=== Section Start ===

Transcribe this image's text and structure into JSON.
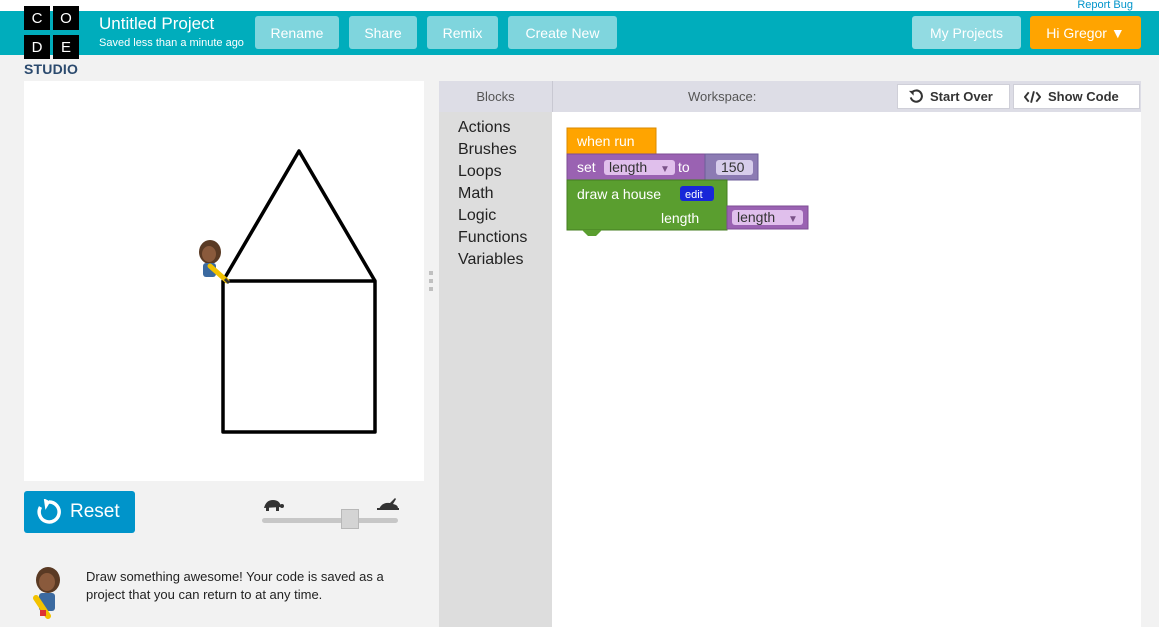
{
  "header": {
    "report_bug": "Report Bug",
    "logo_letters": [
      "C",
      "O",
      "D",
      "E"
    ],
    "logo_studio": "STUDIO",
    "project_title": "Untitled Project",
    "saved_status": "Saved less than a minute ago",
    "buttons": {
      "rename": "Rename",
      "share": "Share",
      "remix": "Remix",
      "create_new": "Create New",
      "my_projects": "My Projects",
      "user_menu": "Hi Gregor ▼"
    },
    "colors": {
      "bar": "#00adbc",
      "user_menu": "#ffa400"
    }
  },
  "stage": {
    "reset_label": "Reset",
    "speed_slider": {
      "value": 0.65,
      "slow_icon": "turtle-icon",
      "fast_icon": "rabbit-icon"
    },
    "instructions": "Draw something awesome! Your code is saved as a project that you can return to at any time."
  },
  "toolbox": {
    "header": "Blocks",
    "categories": [
      "Actions",
      "Brushes",
      "Loops",
      "Math",
      "Logic",
      "Functions",
      "Variables"
    ]
  },
  "workspace": {
    "header": "Workspace:",
    "start_over": "Start Over",
    "show_code": "Show Code",
    "blocks": {
      "when_run": "when run",
      "set_label": "set",
      "set_var": "length",
      "set_to": "to",
      "set_value": "150",
      "function_name": "draw a house",
      "edit_label": "edit",
      "param_label": "length",
      "param_value": "length"
    }
  }
}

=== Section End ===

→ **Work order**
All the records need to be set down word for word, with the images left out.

→ **Your response**
Transcribe this image's text and structure into JSON.
{
  "header": {
    "report_bug": "Report Bug",
    "logo_letters": [
      "C",
      "O",
      "D",
      "E"
    ],
    "logo_studio": "STUDIO",
    "project_title": "Untitled Project",
    "saved_status": "Saved less than a minute ago",
    "buttons": {
      "rename": "Rename",
      "share": "Share",
      "remix": "Remix",
      "create_new": "Create New",
      "my_projects": "My Projects",
      "user_menu": "Hi Gregor ▼"
    },
    "colors": {
      "bar": "#00adbc",
      "user_menu": "#ffa400"
    }
  },
  "stage": {
    "reset_label": "Reset",
    "speed_slider": {
      "value": 0.65,
      "slow_icon": "turtle-icon",
      "fast_icon": "rabbit-icon"
    },
    "instructions": "Draw something awesome! Your code is saved as a project that you can return to at any time."
  },
  "toolbox": {
    "header": "Blocks",
    "categories": [
      "Actions",
      "Brushes",
      "Loops",
      "Math",
      "Logic",
      "Functions",
      "Variables"
    ]
  },
  "workspace": {
    "header": "Workspace:",
    "start_over": "Start Over",
    "show_code": "Show Code",
    "blocks": {
      "when_run": "when run",
      "set_label": "set",
      "set_var": "length",
      "set_to": "to",
      "set_value": "150",
      "function_name": "draw a house",
      "edit_label": "edit",
      "param_label": "length",
      "param_value": "length"
    }
  }
}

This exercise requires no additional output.